Surely so it would have been; the chief priests would not have been moved at all; and the populace, however they had been moved at the time, would not have been lastingly moved, not practically moved, not so moved as to proclaim to the world what they had heard and seen, as to preach the Gospel. This is the point to be kept in view: and consider that the very reason why Christ showed Himself at all was in order to raise up witnesses  to His resurrection, ministers of His word, founders of His Church; and how in the nature of things could a populace ever become such?

--Blessed John Henry Newman, "Witnesses of the Resurrection", Parochial and Plain Sermons

Tuesday, November 12, 2013

QUOTATION: The Price of Redemption

C.S. LewisIt costs God nothing, so far as we know, to create nice things: but to convert rebellious wills cost Him crucifixion.

--C.S. Lewis

Monday, November 11, 2013


St. Francis de SalesTo examine whether your heart please Him is not necessary, but rather whether His heart pleases you.

--St. Francis de Sales, Consoling Thoughts

Sunday, November 10, 2013

QUOTATION: Love of Crosses

St. Jean Vianney the Cure of ArsOn the Way of the Cross, you see, my children, only the first step is painful. Our greatest cross is the fear of crosses. . . . We have not the courage to carry our cross, and we are very much mistaken; for, whatever we do, the cross holds us tight - we cannot escape from it. What, then, have we to lose? Why not love our crosses and make use of them to take us to Heaven?

--St. Jean Vianney, The Cure of Ars

Saturday, November 9, 2013

QUOTATION: To Be a Real Christian

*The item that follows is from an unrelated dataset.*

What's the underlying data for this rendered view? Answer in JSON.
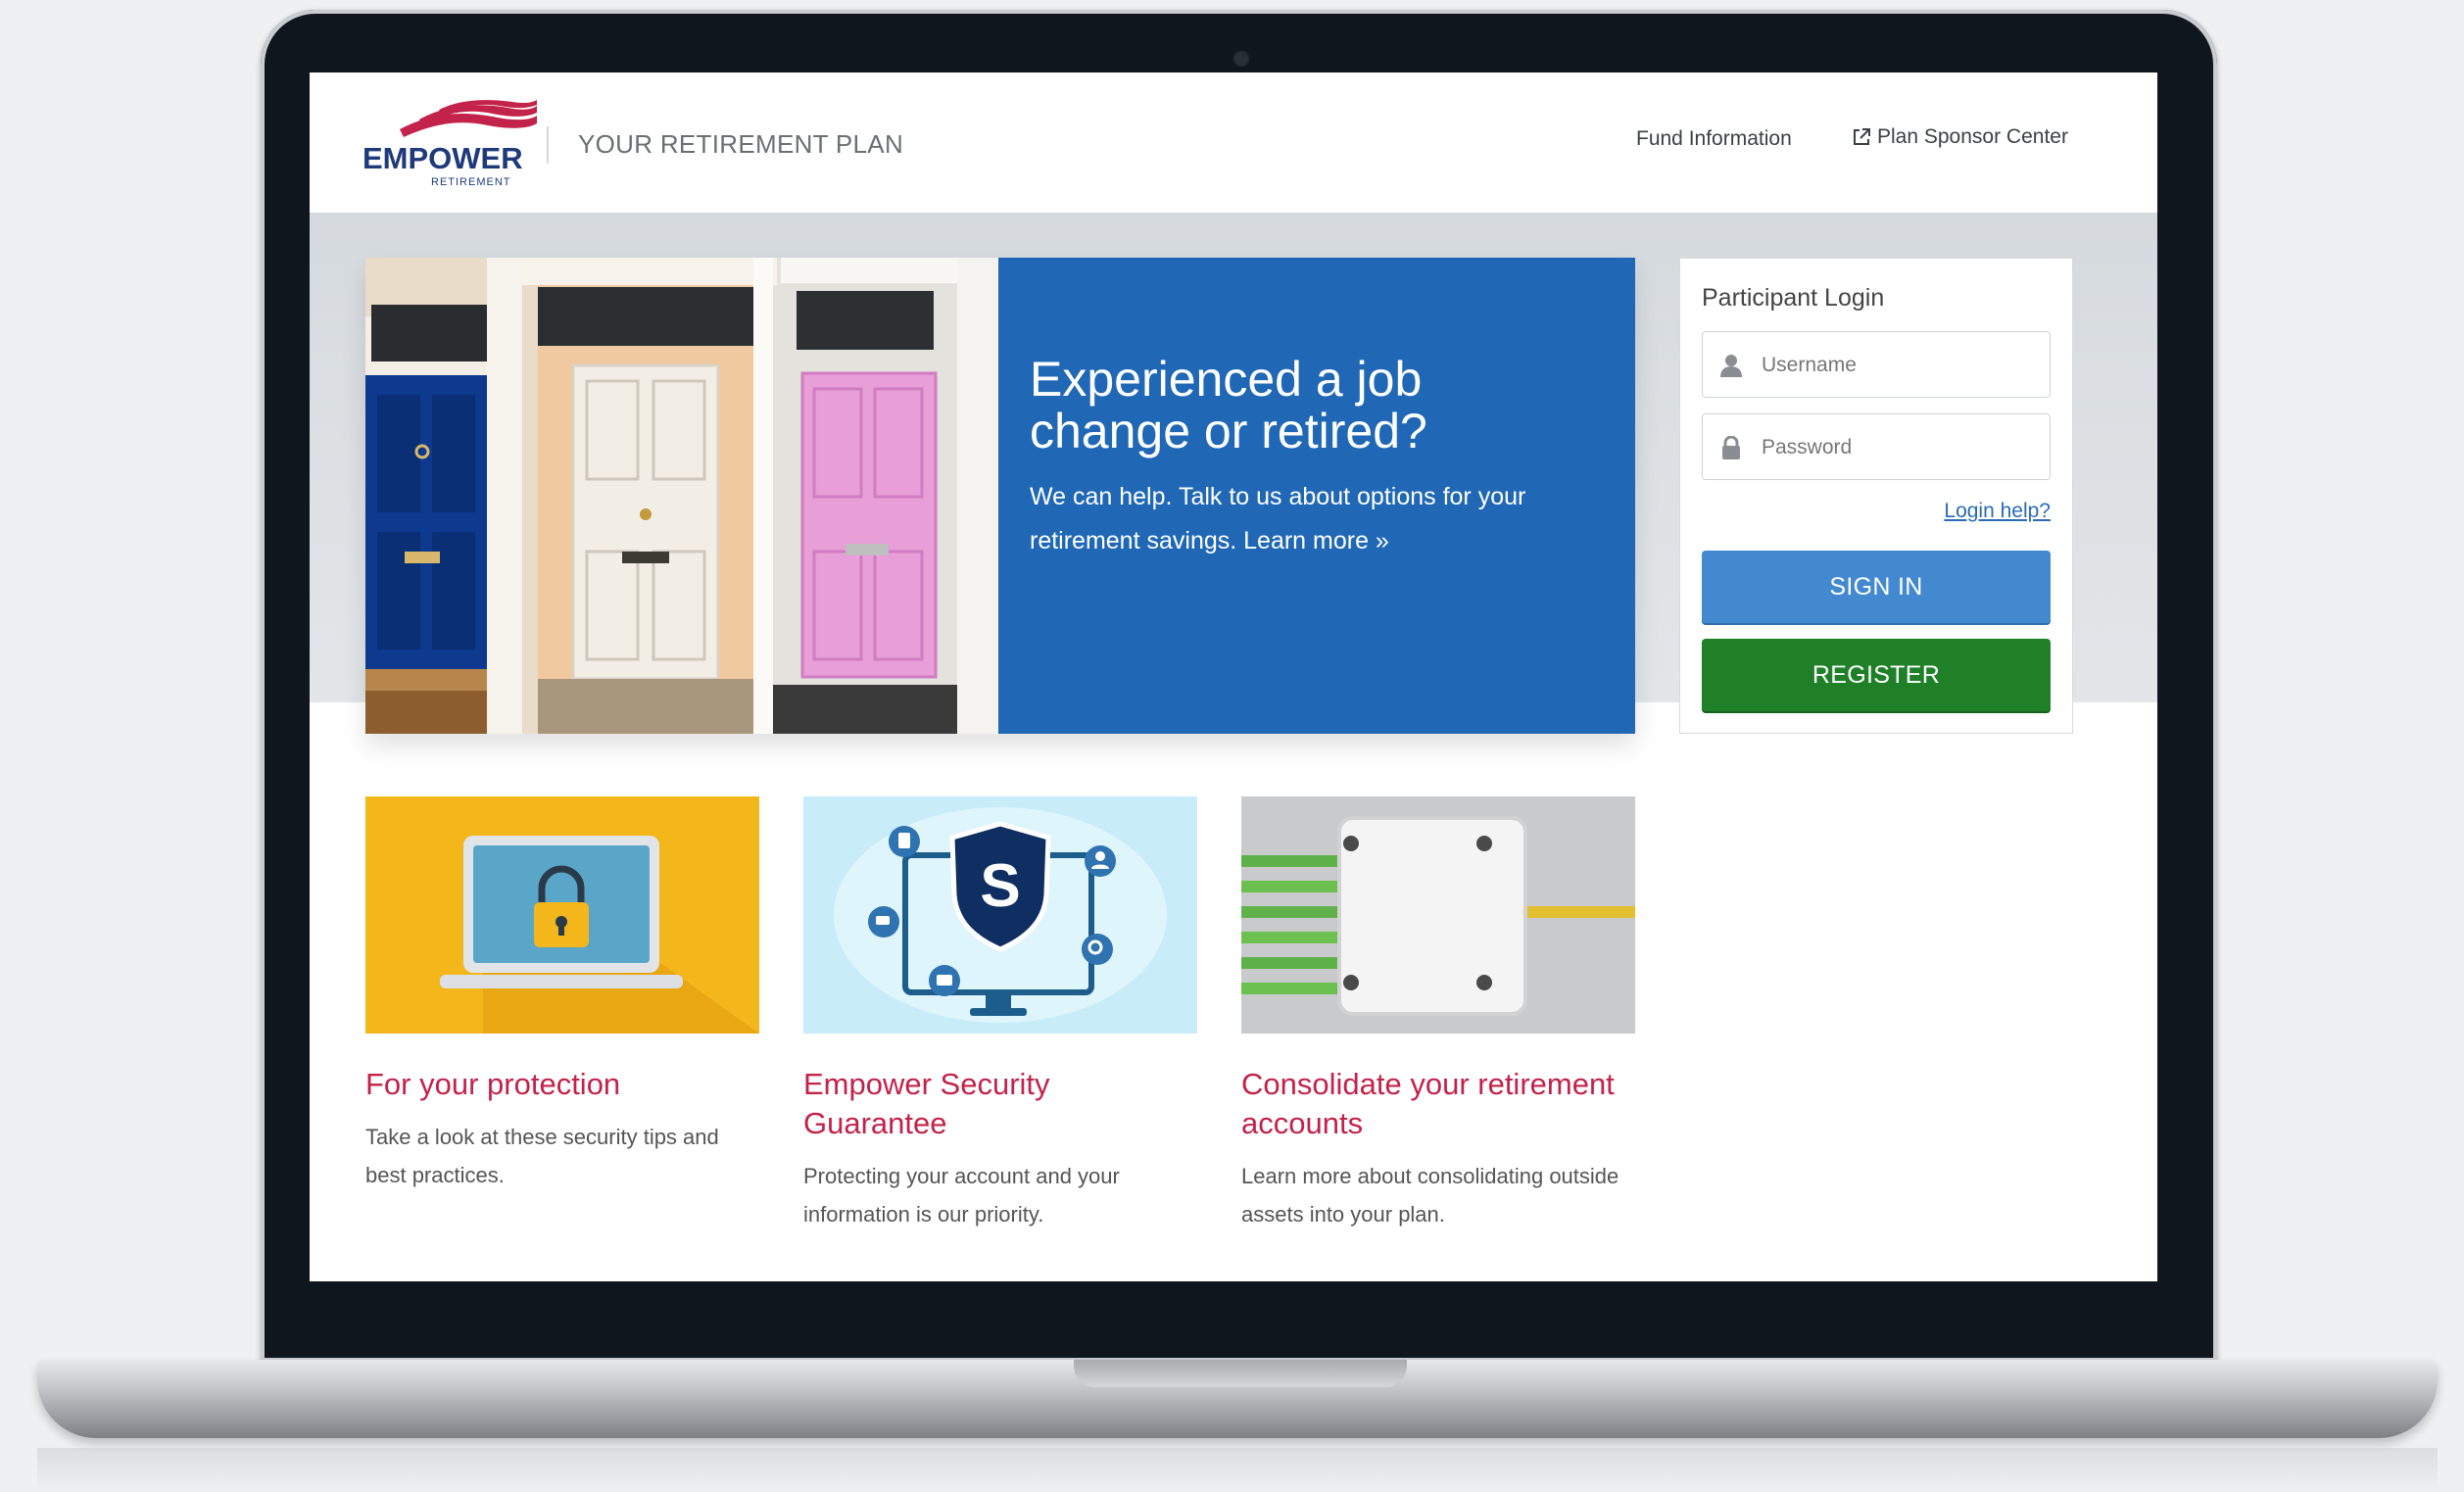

St. John EudesAs long as you do not have the will to die or suffer every kind of disgrace and torture rather than commit any sin, you are not a true Christian

--St. John Eudes, The Four Foundations of Sanctity

Friday, November 8, 2013


Archbishop Fulton J. SheenObedience to Truth is obedience to Love.

--Archbishop Fulton J. Sheen

Thursday, November 7, 2013

QUOTATION: Fear of Hurting Feelings

Mother AngelicaYou want people to suffer forever in hell but you don't want to hurt their feelings now? What kind of love is that?

--Mother Angelica